The research, being presented today at the Dietitians Association of Australia National Conference in Perth, found that adults are 33 percent more protected from the common cold if they eat flavonoids or take flavonoid supplements, compared with those who do not.
Nutrition researcher Dr Andrea Braakhuis from the University of Auckland says people who eat flavonoids also have fewer sick days.
“These findings show that if you’re generally healthy, eating flavonoids found in lots of fruits and vegetables can help stave off the bugs over winter,” says Dr Braakhuis.
“We’d all love to make it through winter without one of these nasty colds. […], so it’s worth giving flavonoids a go as part of a healthy diet,” says Dr Braakhuis.
EAT MORE: Must-eat immune foods
At this stage, she says it’s too soon to recommend whether foods or supplements are a better source of flavonoids, and what the ideal dose is.
“Eating five serves of vegetables and two of fruit each day, in a variety of colours, will put you well on the path to getting enough flavonoids.
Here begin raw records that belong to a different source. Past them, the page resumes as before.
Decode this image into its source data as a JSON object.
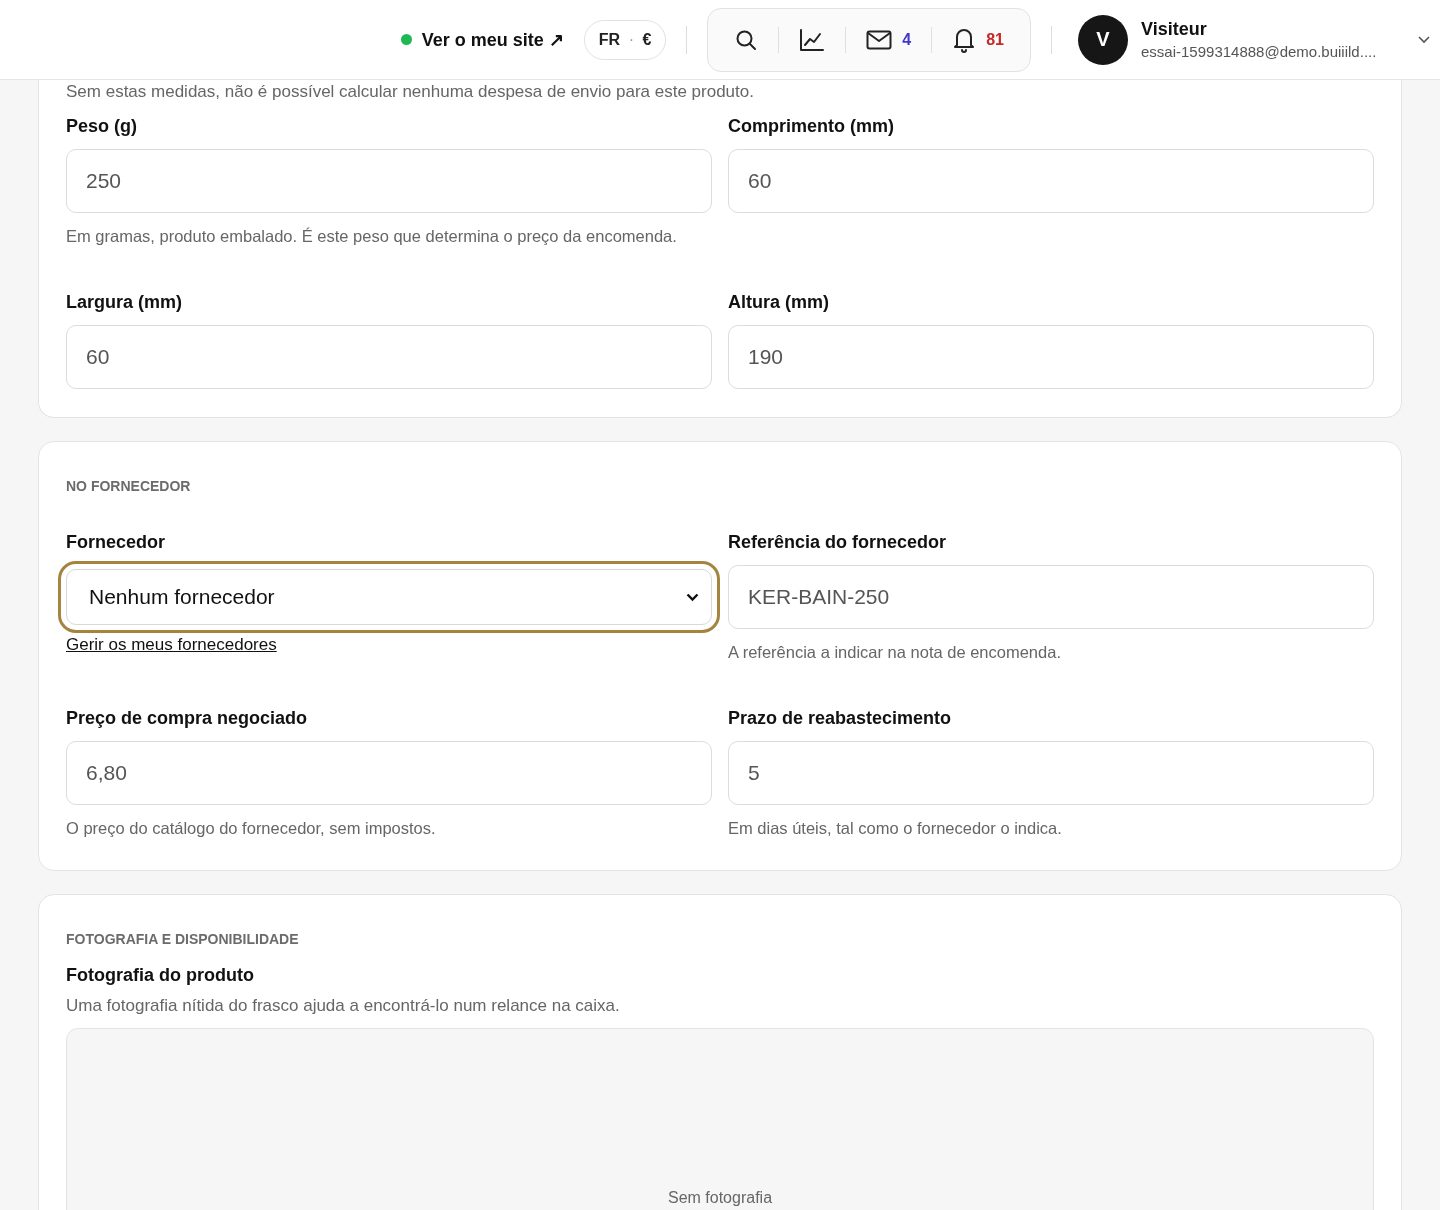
{
  "header": {
    "site_link": "Ver o meu site ↗",
    "locale": {
      "language": "FR",
      "separator": "·",
      "currency": "€"
    },
    "tools": [
      {
        "kind": "search"
      },
      {
        "kind": "chart"
      },
      {
        "kind": "mail",
        "count": "4",
        "color": "#4338ca"
      },
      {
        "kind": "bell",
        "count": "81",
        "color": "#c62828"
      }
    ],
    "user": {
      "initial": "V",
      "name": "Visiteur",
      "email": "essai-1599314888@demo.buiiild...."
    }
  },
  "sections": [
    {
      "intro": "Sem estas medidas, não é possível calcular nenhuma despesa de envio para este produto.",
      "fields": [
        {
          "kind": "input",
          "label": "Peso (g)",
          "value": "250",
          "help": "Em gramas, produto embalado. É este peso que determina o preço da encomenda."
        },
        {
          "kind": "input",
          "label": "Comprimento (mm)",
          "value": "60"
        },
        {
          "kind": "input",
          "label": "Largura (mm)",
          "value": "60"
        },
        {
          "kind": "input",
          "label": "Altura (mm)",
          "value": "190"
        }
      ]
    },
    {
      "heading": "NO FORNECEDOR",
      "fields": [
        {
          "kind": "select",
          "label": "Fornecedor",
          "value": "Nenhum fornecedor",
          "focused": true,
          "link": "Gerir os meus fornecedores"
        },
        {
          "kind": "input",
          "label": "Referência do fornecedor",
          "value": "KER-BAIN-250",
          "help": "A referência a indicar na nota de encomenda."
        },
        {
          "kind": "input",
          "label": "Preço de compra negociado",
          "value": "6,80",
          "help": "O preço do catálogo do fornecedor, sem impostos."
        },
        {
          "kind": "input",
          "label": "Prazo de reabastecimento",
          "value": "5",
          "help": "Em dias úteis, tal como o fornecedor o indica."
        }
      ]
    },
    {
      "heading": "FOTOGRAFIA E DISPONIBILIDADE",
      "photo": {
        "label": "Fotografia do produto",
        "help": "Uma fotografia nítida do frasco ajuda a encontrá-lo num relance na caixa.",
        "empty": "Sem fotografia"
      }
    }
  ]
}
Make sure your dinner plate is at least half full of vegetables, sip green tea over winter and enjoy the occasional red wine,” says Dr Braakhuis.
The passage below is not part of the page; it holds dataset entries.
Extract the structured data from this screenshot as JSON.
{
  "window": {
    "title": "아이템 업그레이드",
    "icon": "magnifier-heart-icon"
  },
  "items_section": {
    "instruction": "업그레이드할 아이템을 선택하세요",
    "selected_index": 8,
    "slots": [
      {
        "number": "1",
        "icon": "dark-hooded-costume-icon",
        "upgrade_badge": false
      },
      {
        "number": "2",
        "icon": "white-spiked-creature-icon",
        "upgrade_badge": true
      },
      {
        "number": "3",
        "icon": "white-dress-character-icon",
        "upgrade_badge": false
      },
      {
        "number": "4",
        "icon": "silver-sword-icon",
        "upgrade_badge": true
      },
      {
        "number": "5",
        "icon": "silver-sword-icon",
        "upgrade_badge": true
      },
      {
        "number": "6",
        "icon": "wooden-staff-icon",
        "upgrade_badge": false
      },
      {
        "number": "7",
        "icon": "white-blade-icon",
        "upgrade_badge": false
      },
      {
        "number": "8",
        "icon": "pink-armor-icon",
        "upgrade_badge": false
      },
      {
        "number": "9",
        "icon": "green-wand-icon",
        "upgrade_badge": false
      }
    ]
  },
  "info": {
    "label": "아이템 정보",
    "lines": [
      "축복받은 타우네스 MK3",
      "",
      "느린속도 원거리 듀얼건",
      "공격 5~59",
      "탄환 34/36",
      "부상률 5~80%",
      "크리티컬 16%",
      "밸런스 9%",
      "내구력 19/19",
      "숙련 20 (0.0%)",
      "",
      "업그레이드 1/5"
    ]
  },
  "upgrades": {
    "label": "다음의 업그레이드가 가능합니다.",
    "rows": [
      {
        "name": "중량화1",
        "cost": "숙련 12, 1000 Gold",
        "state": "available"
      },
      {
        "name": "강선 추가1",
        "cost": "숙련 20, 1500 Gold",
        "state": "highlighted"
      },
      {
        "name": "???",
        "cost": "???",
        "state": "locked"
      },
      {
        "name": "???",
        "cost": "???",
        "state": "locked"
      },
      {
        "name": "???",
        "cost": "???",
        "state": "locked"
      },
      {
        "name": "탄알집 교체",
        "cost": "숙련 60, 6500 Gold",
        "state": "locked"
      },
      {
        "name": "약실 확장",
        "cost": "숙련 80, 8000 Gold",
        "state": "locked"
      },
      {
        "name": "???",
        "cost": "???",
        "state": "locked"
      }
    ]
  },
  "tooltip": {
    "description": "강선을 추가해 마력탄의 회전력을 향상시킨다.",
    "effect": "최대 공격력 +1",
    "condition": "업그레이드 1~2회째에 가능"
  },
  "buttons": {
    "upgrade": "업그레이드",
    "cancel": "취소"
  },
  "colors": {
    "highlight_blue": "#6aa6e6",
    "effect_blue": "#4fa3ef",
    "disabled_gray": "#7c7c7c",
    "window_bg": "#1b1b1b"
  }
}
What are flavonoids?
Flavonoids are phytonutrients that are responsible for the colour of many plant-based foods.
There are many types of flavonoids and their health benefits are thought to be due to their antioxidant and anti-inflammatory properties.
Try this: Immune-booster smoothie
A nutritious smoothie packed with flavonoid-rich foods and New Zealand manuka honey
Prep: 5 minutes
1 cup coconut water
1 apple, chopped
1 large handful of bluerberries
1 tsp to 1tbsp raw cacao
1 heaped tsp NZ manuka honey
Dollop of natural yoghurt
1. Place all ingredients into a blender and puree until smooth.
2. Pour into a large glass to serve. Serve chilled.